* **Listed records**
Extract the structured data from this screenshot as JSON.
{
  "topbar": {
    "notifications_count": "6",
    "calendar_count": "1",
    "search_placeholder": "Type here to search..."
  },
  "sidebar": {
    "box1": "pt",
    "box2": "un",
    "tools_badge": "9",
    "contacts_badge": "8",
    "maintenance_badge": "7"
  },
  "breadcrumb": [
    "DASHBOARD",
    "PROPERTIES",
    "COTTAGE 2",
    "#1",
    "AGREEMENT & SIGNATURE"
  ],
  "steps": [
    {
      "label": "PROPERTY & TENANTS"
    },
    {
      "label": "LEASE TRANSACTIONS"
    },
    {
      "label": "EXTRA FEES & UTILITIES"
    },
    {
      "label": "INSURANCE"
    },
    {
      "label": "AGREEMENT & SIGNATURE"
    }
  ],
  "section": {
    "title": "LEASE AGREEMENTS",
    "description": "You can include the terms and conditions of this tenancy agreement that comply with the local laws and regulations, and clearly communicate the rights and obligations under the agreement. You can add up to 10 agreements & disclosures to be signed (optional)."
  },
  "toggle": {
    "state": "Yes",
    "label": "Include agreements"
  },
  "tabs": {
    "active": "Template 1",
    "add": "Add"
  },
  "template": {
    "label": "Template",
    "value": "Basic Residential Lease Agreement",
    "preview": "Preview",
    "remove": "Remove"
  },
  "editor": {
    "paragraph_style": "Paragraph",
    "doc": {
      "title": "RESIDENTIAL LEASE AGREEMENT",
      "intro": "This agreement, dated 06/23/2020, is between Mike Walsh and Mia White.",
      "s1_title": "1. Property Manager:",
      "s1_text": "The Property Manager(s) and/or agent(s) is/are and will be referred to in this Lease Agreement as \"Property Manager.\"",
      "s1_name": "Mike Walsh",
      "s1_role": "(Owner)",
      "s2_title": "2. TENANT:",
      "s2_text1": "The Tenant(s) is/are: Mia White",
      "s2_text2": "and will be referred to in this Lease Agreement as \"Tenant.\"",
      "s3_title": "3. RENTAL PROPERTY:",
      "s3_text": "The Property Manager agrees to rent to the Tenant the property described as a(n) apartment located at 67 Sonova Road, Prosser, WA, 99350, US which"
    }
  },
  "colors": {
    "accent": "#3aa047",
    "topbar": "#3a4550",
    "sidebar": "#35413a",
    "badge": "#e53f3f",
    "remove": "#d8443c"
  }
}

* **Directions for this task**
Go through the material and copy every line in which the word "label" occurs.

* **Answer area**
      "label": "PROPERTY & TENANTS"
      "label": "LEASE TRANSACTIONS"
      "label": "EXTRA FEES & UTILITIES"
      "label": "INSURANCE"
      "label": "AGREEMENT & SIGNATURE"
    "label": "Include agreements"
    "label": "Template",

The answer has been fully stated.